I have learned a lot this winter. In fact, I have realized in the past two years that I have learned a lot from a group of people to whom I thought God sent me to help; but once again, God had me fooled. Little did I know his plan was for those I met at the breakfast program to teach me things that would make me a better deacon with more tolerance for all people!
One particular morning began with the temperature below zero and me not really wanting to get out of my warm bed—but I realized there would be people standing in line shortly, looking for a breakfast bag and a coffee or two. I know, once I open the door to the church, I will be reminded how happy it makes me feel to be there.
I make sure I have a supply of socks, toques, mitts, and some hygiene products for those who might need them and it is time to open the door. A table is between me and my first guest. I know him; he is one of the regulars. I reach for what he always wants and tell him to have a good day. There are more regulars who I can call by name or just know their faces. Some new faces appear, and I may need to explain what is in each bag and ask them if they might need any of the other supplies we have. Sometimes I get frustrated when one of the guests asks for a special cereal and I have to go looking through the bin underneath the table to find one they may be okay with. But then I try to remember: if it were me standing on the other side of the table, what would I be requesting?
I have learned that not everyone likes sugary cereal, and others like extra sugar on that already sugared cereal.
I have learned to keep quiet when someone insists that the day is Friday, even though it is Thursday. It really doesn’t matter.
I have learned that just because someone does not have a hat on their head, they still may not want the pink one with the pompom on the top. In fact, there is more call for black hats.
I know that a small pair of socks works to keep hands warm when there are no gloves to hand out.
Some of those I say good morning to barely whisper their choice of breakfast bags, and others have stories to tell. Some of those stories are the same every day, but I am learning (or, should I say I am trying to remember) to listen like it is the first time the story has been told.
A four by four is a coffee with four sugars and four milks, and if they want five sugars in that small cup of coffee—which may be way too many for my liking—it is what they want, and no comment should be uttered as that coffee is made special for them.
If I get a coffee, sandwich, or bowl of cereal thrown at me, the next day I see that person I need to forgive and forget. It isn’t about keeping score.
Many of these newly learned things for me might be simple, not a big deal, but for those who stand before me, it can mean a good start to their day.

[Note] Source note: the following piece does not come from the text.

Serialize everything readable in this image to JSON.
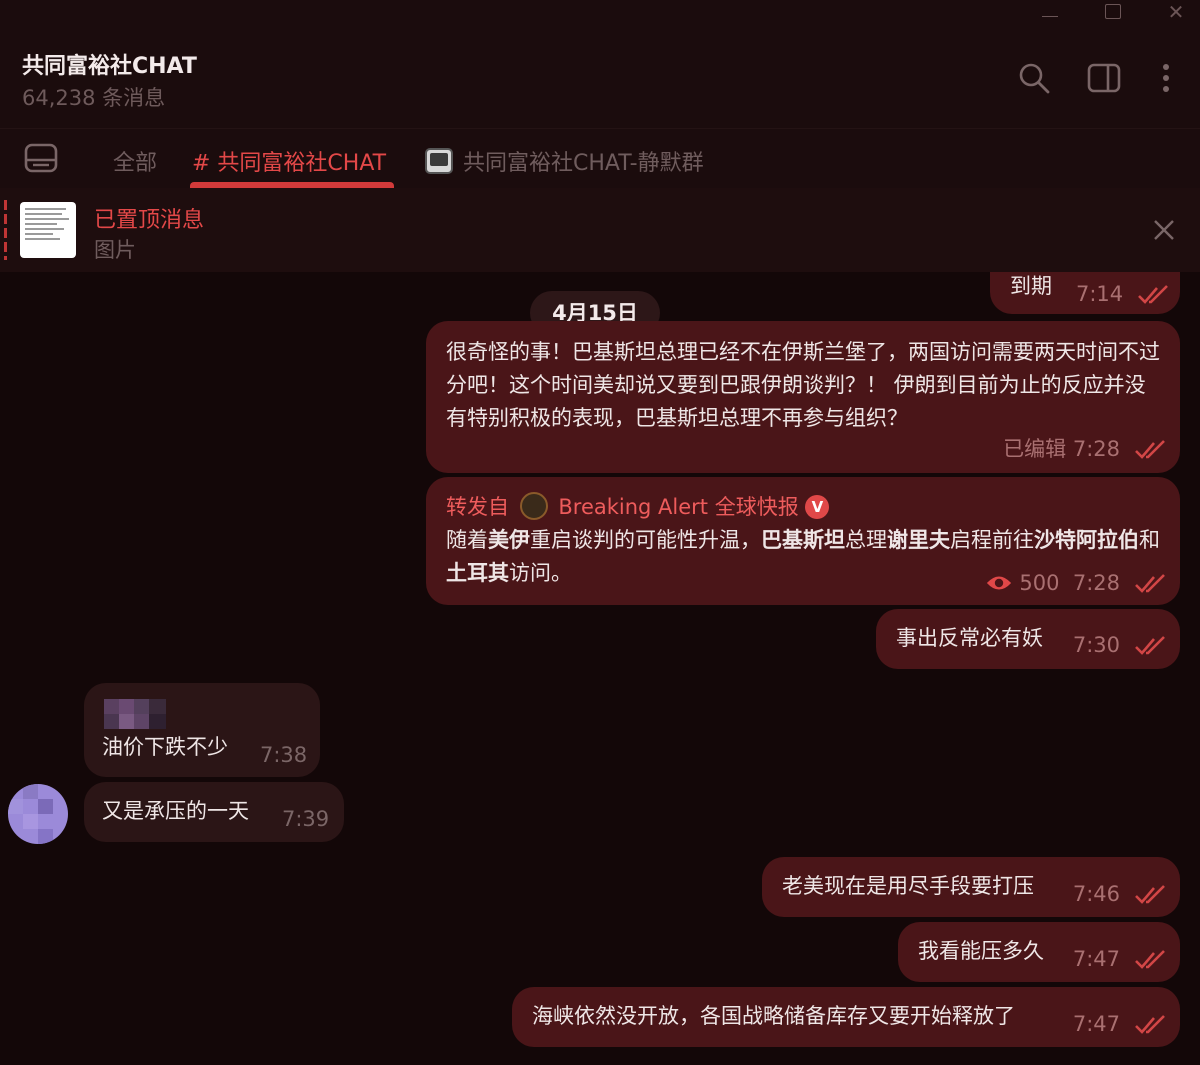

All I need to know to make me a better person, Christian, and deacon has been taught to me most recently by those less fortunate than myself. Everyone deserves respect and dignity —whether they show up with a blanket wrapped around them, too high on drugs to stand before me and tell me which bag they want, or standing before me with newly painted fingernails and nice warm clothes.